Mr. Boettcher gave a talk (discuss) 

Brakeing Down Incident Response Podcast


Amanda’s class (starts 4 february, $100 for 4 sessions, $50 for early video access)


I need to mention HITB Amsterdam

David’s Resume Review -- Bsides Nash Resume Review 

SANS SEC504 Mentor course

Guest: Nicolas Valcarcel

Twitter: @nxvl


Possible News to discuss:


Mechanical Turk



CircleCi 2.0






Expensify using Amazon Mechanical Turk

FTA: “"I wonder if Expensify SmartScan users know MTurk workers enter their receipts. I’m looking at someone’s Uber receipt with their full name, pick up, and drop off addresses," Rochelle LaPlante, a Mechanical Turk worker who is also a co-administrator of the MTurk Crowd forum, wrote on Twitter.”

About those tasks, they’re called HITs, which is short for Human Intelligence Tasks. A single HIT can be paid as low as a penny but may take only a couple seconds to complete. Requesters often list how long a task is supposed to take, along with the nature of the work and the requirements for completing the work.”


Since mTurk has been around for over a decade, Amazon has created a special class of workers called Masters Qualification.
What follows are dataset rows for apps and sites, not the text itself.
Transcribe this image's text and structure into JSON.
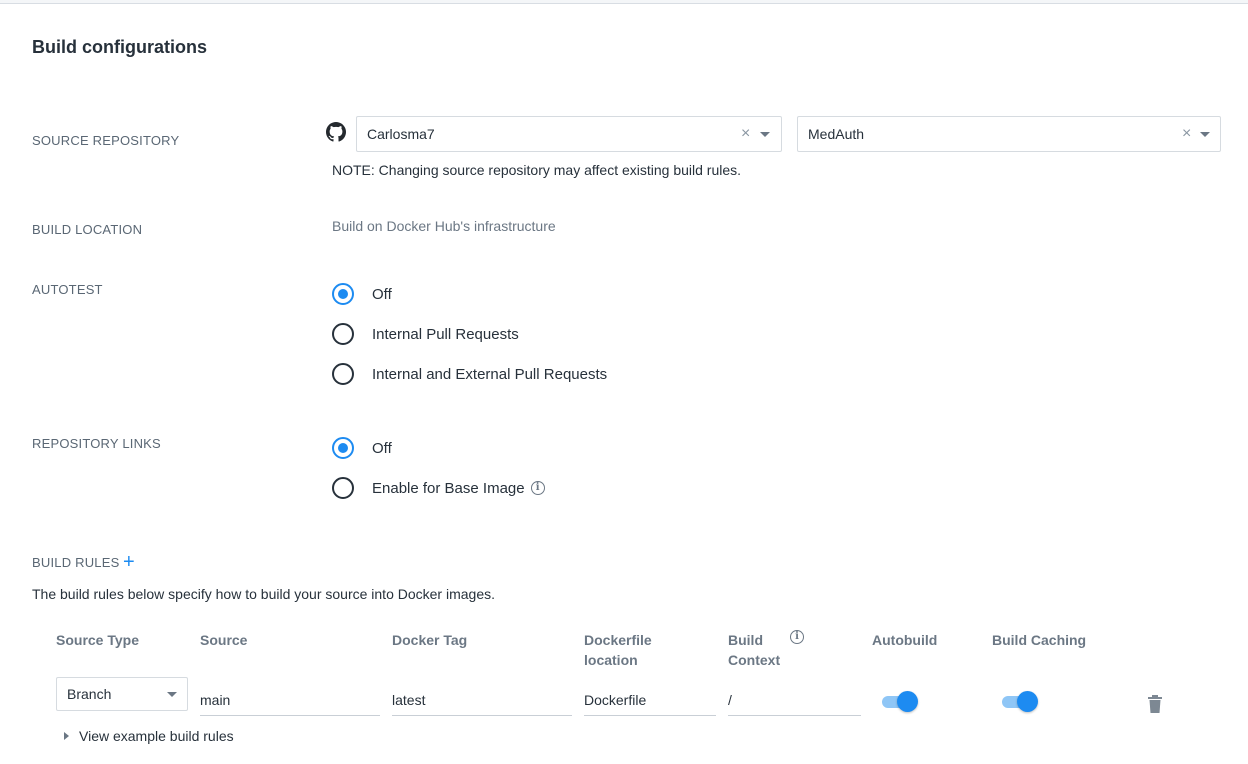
{
  "page": {
    "title": "Build configurations"
  },
  "source_repository": {
    "label": "SOURCE REPOSITORY",
    "provider_icon": "github-icon",
    "organization": "Carlosma7",
    "repository": "MedAuth",
    "clear_glyph": "×",
    "note": "NOTE: Changing source repository may affect existing build rules."
  },
  "build_location": {
    "label": "BUILD LOCATION",
    "value": "Build on Docker Hub's infrastructure"
  },
  "autotest": {
    "label": "AUTOTEST",
    "options": [
      "Off",
      "Internal Pull Requests",
      "Internal and External Pull Requests"
    ],
    "selected": "Off"
  },
  "repository_links": {
    "label": "REPOSITORY LINKS",
    "options": [
      "Off",
      "Enable for Base Image"
    ],
    "selected": "Off"
  },
  "build_rules": {
    "label": "BUILD RULES",
    "add_glyph": "+",
    "description": "The build rules below specify how to build your source into Docker images.",
    "columns": {
      "source_type": "Source Type",
      "source": "Source",
      "docker_tag": "Docker Tag",
      "dockerfile_location_1": "Dockerfile",
      "dockerfile_location_2": "location",
      "build_context_1": "Build",
      "build_context_2": "Context",
      "autobuild": "Autobuild",
      "build_caching": "Build Caching"
    },
    "rule": {
      "source_type": "Branch",
      "source": "main",
      "docker_tag": "latest",
      "dockerfile_location": "Dockerfile",
      "build_context": "/",
      "autobuild": true,
      "build_caching": true
    },
    "view_examples": "View example build rules"
  },
  "colors": {
    "accent": "#1d8bf1",
    "text": "#27313b",
    "muted": "#6b7784"
  }
}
Turkers with masters have usually completed over 1,000 HITs and have high approval ratings.”

Kind of like a Yelp for HIT reviewers?
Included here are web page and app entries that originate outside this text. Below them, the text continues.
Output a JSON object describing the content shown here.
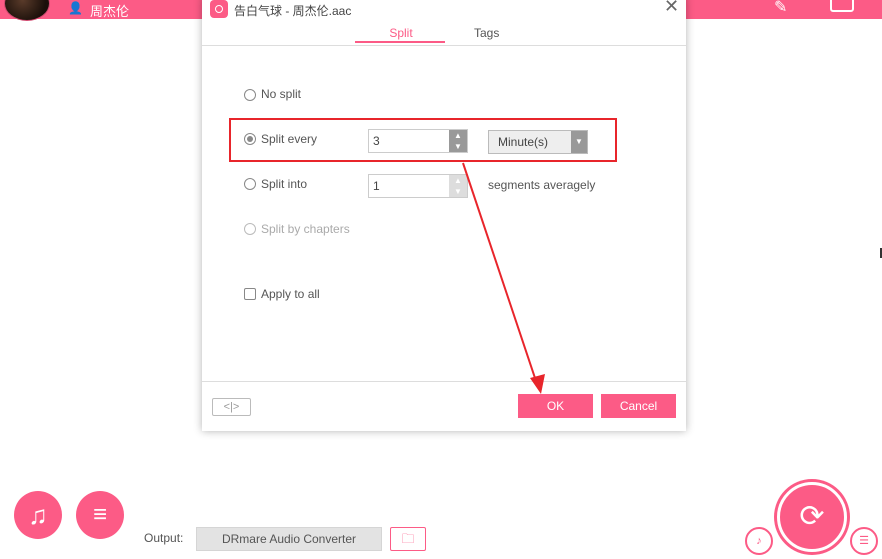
{
  "header": {
    "artist_icon": "user-icon",
    "artist_name": "周杰伦",
    "edit_icon": "pencil-icon",
    "window_icon": "window-icon"
  },
  "dialog": {
    "title": "告白气球 - 周杰伦.aac",
    "close_label": "✕",
    "tabs": [
      {
        "label": "Split",
        "active": true
      },
      {
        "label": "Tags",
        "active": false
      }
    ],
    "options": {
      "no_split": "No split",
      "split_every": "Split every",
      "split_into": "Split into",
      "split_by_chapters": "Split by chapters",
      "apply_to_all": "Apply to all"
    },
    "selected_option": "Split every",
    "split_every_value": "3",
    "split_every_unit": "Minute(s)",
    "split_into_value": "1",
    "segments_label": "segments averagely",
    "nav_label": "<|>",
    "ok_label": "OK",
    "cancel_label": "Cancel"
  },
  "bottom": {
    "add_music_icon": "add-music-icon",
    "add_playlist_icon": "add-playlist-icon",
    "output_label": "Output:",
    "output_path": "DRmare Audio Converter",
    "folder_icon": "folder-icon",
    "convert_icon": "convert-icon",
    "file_audio_icon": "file-audio-icon",
    "list_check_icon": "list-check-icon"
  },
  "colors": {
    "accent": "#fc5b86",
    "annotation": "#e8252b"
  }
}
Are companies like expensify aware of the data that could be collected and analyzed by 3rd parties?

Is it an acceptable risk?


Privacy questions to ask for companies that employ ML/AI tech?

Are they using Mturk or the like for training their algos?

Are they using Master level doers for processing?


Nxvl links:

Securely Relying on the Crowd (paper Draft):

How to Make the Most of Mechanical Turk:

How We Maintain a Trustworthy Rainforest Tester Network:

The Pros and Cons of Using Crowdsourced Work:

How We Train Rainforest Testers:

AWS re:Invent: Managing Crowdsourced Testing Work with Amazon Mechanical Turk:

Virtual Machine Security: The Key Steps We Take to Keep Rainforest VMs Secure: